(Beginning of Records shown)

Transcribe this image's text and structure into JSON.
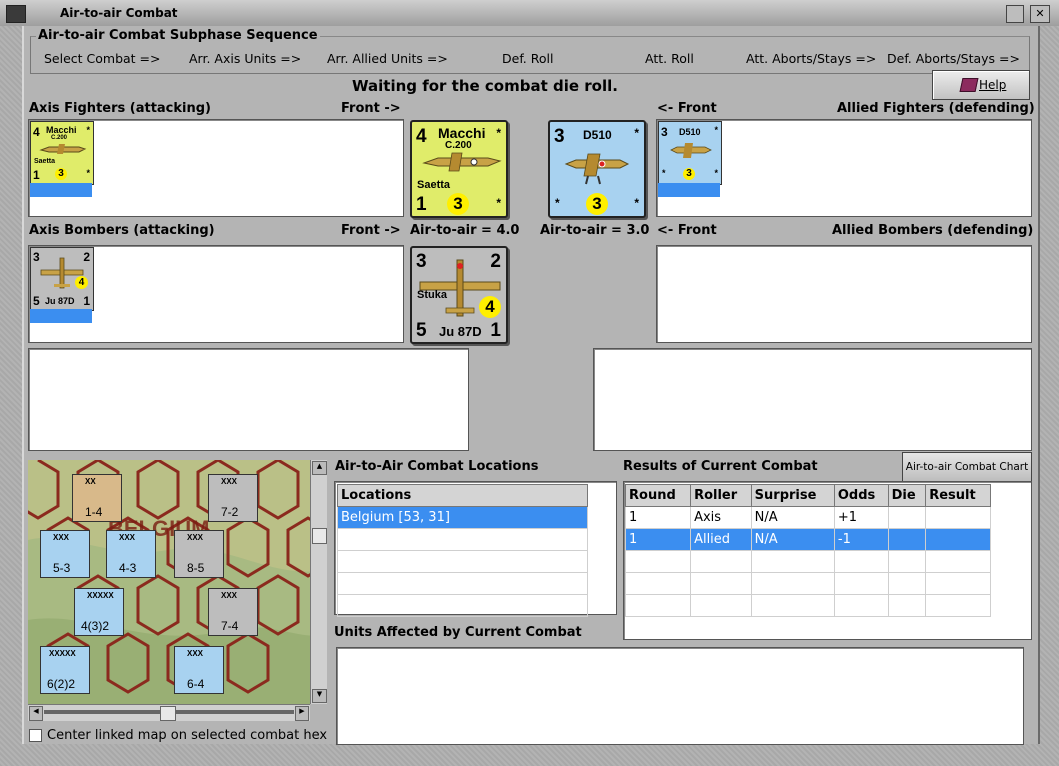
{
  "window": {
    "title": "Air-to-air Combat"
  },
  "sequence": {
    "title": "Air-to-air Combat Subphase Sequence",
    "steps": [
      "Select Combat =>",
      "Arr. Axis Units =>",
      "Arr. Allied Units =>",
      "Def. Roll",
      "Att. Roll",
      "Att. Aborts/Stays =>",
      "Def. Aborts/Stays =>"
    ]
  },
  "status": "Waiting for the combat die roll.",
  "help_label": "Help",
  "labels": {
    "axis_fighters": "Axis Fighters (attacking)",
    "front_right": "Front ->",
    "front_left": "<- Front",
    "allied_fighters": "Allied Fighters (defending)",
    "axis_bombers": "Axis Bombers (attacking)",
    "axis_a2a": "Air-to-air = 4.0",
    "allied_a2a": "Air-to-air = 3.0",
    "allied_bombers": "Allied Bombers (defending)"
  },
  "counters": {
    "macchi": {
      "att": "4",
      "name": "Macchi",
      "model": "C.200",
      "nick": "Saetta",
      "range": "1",
      "def": "3",
      "star": "*",
      "color": "#e0ec6a"
    },
    "d510": {
      "att": "3",
      "name": "D510",
      "range": "*",
      "def": "3",
      "star": "*",
      "color": "#a8d2f0"
    },
    "stuka": {
      "att": "3",
      "top": "2",
      "nick": "Stuka",
      "name": "Ju 87D",
      "range": "5",
      "def": "4",
      "bottom": "1",
      "color": "#bdbdbd"
    }
  },
  "locations": {
    "title": "Air-to-Air Combat Locations",
    "header": "Locations",
    "rows": [
      "Belgium [53, 31]"
    ]
  },
  "results": {
    "title": "Results of Current Combat",
    "chart_button": "Air-to-air Combat Chart",
    "headers": [
      "Round",
      "Roller",
      "Surprise",
      "Odds",
      "Die",
      "Result"
    ],
    "rows": [
      [
        "1",
        "Axis",
        "N/A",
        "+1",
        "",
        ""
      ],
      [
        "1",
        "Allied",
        "N/A",
        "-1",
        "",
        ""
      ]
    ]
  },
  "affected": {
    "title": "Units Affected by Current Combat"
  },
  "map": {
    "option_label": "Center linked map on selected combat hex",
    "counters": [
      {
        "top": "XX",
        "mid": "1-4",
        "color": "#d8b98a"
      },
      {
        "top": "XXX",
        "mid": "7-2",
        "color": "#bdbdbd"
      },
      {
        "top": "XXX",
        "mid": "5-3",
        "color": "#a8d2f0"
      },
      {
        "top": "XXX",
        "mid": "4-3",
        "color": "#a8d2f0"
      },
      {
        "top": "XXX",
        "mid": "8-5",
        "color": "#bdbdbd"
      },
      {
        "top": "XXXXX",
        "mid": "4(3)2",
        "color": "#a8d2f0"
      },
      {
        "top": "XXX",
        "mid": "7-4",
        "color": "#bdbdbd"
      },
      {
        "top": "XXXXX",
        "mid": "6(2)2",
        "color": "#a8d2f0"
      },
      {
        "top": "XXX",
        "mid": "6-4",
        "color": "#a8d2f0"
      }
    ]
  }
}
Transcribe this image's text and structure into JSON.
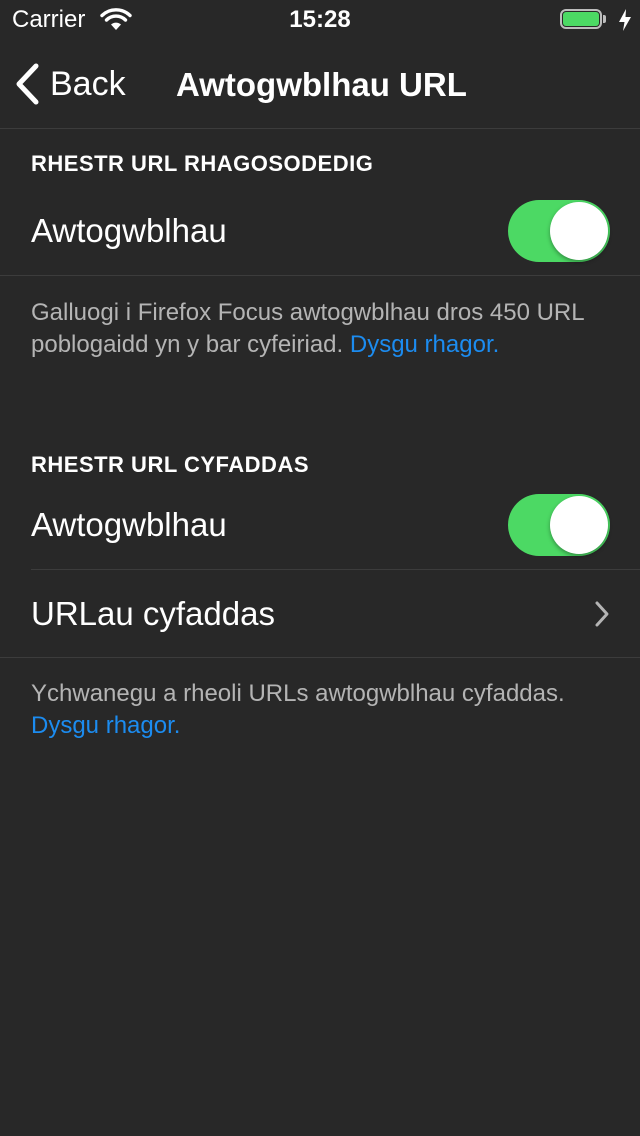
{
  "status_bar": {
    "carrier": "Carrier",
    "time": "15:28",
    "battery_level": 1.0,
    "battery_color": "#4cd964",
    "icons": [
      "wifi-icon",
      "battery-icon",
      "charging-bolt-icon"
    ]
  },
  "nav": {
    "back_label": "Back",
    "title": "Awtogwblhau URL",
    "icons": [
      "chevron-left-icon"
    ]
  },
  "sections": {
    "default_list": {
      "header": "RHESTR URL RHAGOSODEDIG",
      "toggle_label": "Awtogwblhau",
      "toggle_on": true,
      "footer": "Galluogi i Firefox Focus awtogwblhau dros 450 URL poblogaidd yn y bar cyfeiriad.",
      "footer_link": "Dysgu rhagor."
    },
    "custom_list": {
      "header": "RHESTR URL CYFADDAS",
      "toggle_label": "Awtogwblhau",
      "toggle_on": true,
      "custom_urls_label": "URLau cyfaddas",
      "footer": "Ychwanegu a rheoli URLs awtogwblhau cyfaddas.",
      "footer_link": "Dysgu rhagor."
    }
  },
  "colors": {
    "background": "#282828",
    "toggle_on": "#4cd964",
    "link": "#1c8cf0",
    "footer_text": "#b4b4b4",
    "separator": "#3c3c3c"
  }
}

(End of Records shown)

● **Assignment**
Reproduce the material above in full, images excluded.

● **Answer**
Transcribe this image's text and structure into JSON.
{
  "window": {
    "title": "Air-to-air Combat"
  },
  "sequence": {
    "title": "Air-to-air Combat Subphase Sequence",
    "steps": [
      "Select Combat =>",
      "Arr. Axis Units =>",
      "Arr. Allied Units =>",
      "Def. Roll",
      "Att. Roll",
      "Att. Aborts/Stays =>",
      "Def. Aborts/Stays =>"
    ]
  },
  "status": "Waiting for the combat die roll.",
  "help_label": "Help",
  "labels": {
    "axis_fighters": "Axis Fighters (attacking)",
    "front_right": "Front ->",
    "front_left": "<- Front",
    "allied_fighters": "Allied Fighters (defending)",
    "axis_bombers": "Axis Bombers (attacking)",
    "axis_a2a": "Air-to-air = 4.0",
    "allied_a2a": "Air-to-air = 3.0",
    "allied_bombers": "Allied Bombers (defending)"
  },
  "counters": {
    "macchi": {
      "att": "4",
      "name": "Macchi",
      "model": "C.200",
      "nick": "Saetta",
      "range": "1",
      "def": "3",
      "star": "*",
      "color": "#e0ec6a"
    },
    "d510": {
      "att": "3",
      "name": "D510",
      "range": "*",
      "def": "3",
      "star": "*",
      "color": "#a8d2f0"
    },
    "stuka": {
      "att": "3",
      "top": "2",
      "nick": "Stuka",
      "name": "Ju 87D",
      "range": "5",
      "def": "4",
      "bottom": "1",
      "color": "#bdbdbd"
    }
  },
  "locations": {
    "title": "Air-to-Air Combat Locations",
    "header": "Locations",
    "rows": [
      "Belgium [53, 31]"
    ]
  },
  "results": {
    "title": "Results of Current Combat",
    "chart_button": "Air-to-air Combat Chart",
    "headers": [
      "Round",
      "Roller",
      "Surprise",
      "Odds",
      "Die",
      "Result"
    ],
    "rows": [
      [
        "1",
        "Axis",
        "N/A",
        "+1",
        "",
        ""
      ],
      [
        "1",
        "Allied",
        "N/A",
        "-1",
        "",
        ""
      ]
    ]
  },
  "affected": {
    "title": "Units Affected by Current Combat"
  },
  "map": {
    "option_label": "Center linked map on selected combat hex",
    "counters": [
      {
        "top": "XX",
        "mid": "1-4",
        "color": "#d8b98a"
      },
      {
        "top": "XXX",
        "mid": "7-2",
        "color": "#bdbdbd"
      },
      {
        "top": "XXX",
        "mid": "5-3",
        "color": "#a8d2f0"
      },
      {
        "top": "XXX",
        "mid": "4-3",
        "color": "#a8d2f0"
      },
      {
        "top": "XXX",
        "mid": "8-5",
        "color": "#bdbdbd"
      },
      {
        "top": "XXXXX",
        "mid": "4(3)2",
        "color": "#a8d2f0"
      },
      {
        "top": "XXX",
        "mid": "7-4",
        "color": "#bdbdbd"
      },
      {
        "top": "XXXXX",
        "mid": "6(2)2",
        "color": "#a8d2f0"
      },
      {
        "top": "XXX",
        "mid": "6-4",
        "color": "#a8d2f0"
      }
    ]
  }
}
Transcribe this image's text and structure into JSON.
{
  "status_bar": {
    "carrier": "Carrier",
    "time": "15:28",
    "battery_level": 1.0,
    "battery_color": "#4cd964",
    "icons": [
      "wifi-icon",
      "battery-icon",
      "charging-bolt-icon"
    ]
  },
  "nav": {
    "back_label": "Back",
    "title": "Awtogwblhau URL",
    "icons": [
      "chevron-left-icon"
    ]
  },
  "sections": {
    "default_list": {
      "header": "RHESTR URL RHAGOSODEDIG",
      "toggle_label": "Awtogwblhau",
      "toggle_on": true,
      "footer": "Galluogi i Firefox Focus awtogwblhau dros 450 URL poblogaidd yn y bar cyfeiriad.",
      "footer_link": "Dysgu rhagor."
    },
    "custom_list": {
      "header": "RHESTR URL CYFADDAS",
      "toggle_label": "Awtogwblhau",
      "toggle_on": true,
      "custom_urls_label": "URLau cyfaddas",
      "footer": "Ychwanegu a rheoli URLs awtogwblhau cyfaddas.",
      "footer_link": "Dysgu rhagor."
    }
  },
  "colors": {
    "background": "#282828",
    "toggle_on": "#4cd964",
    "link": "#1c8cf0",
    "footer_text": "#b4b4b4",
    "separator": "#3c3c3c"
  }
}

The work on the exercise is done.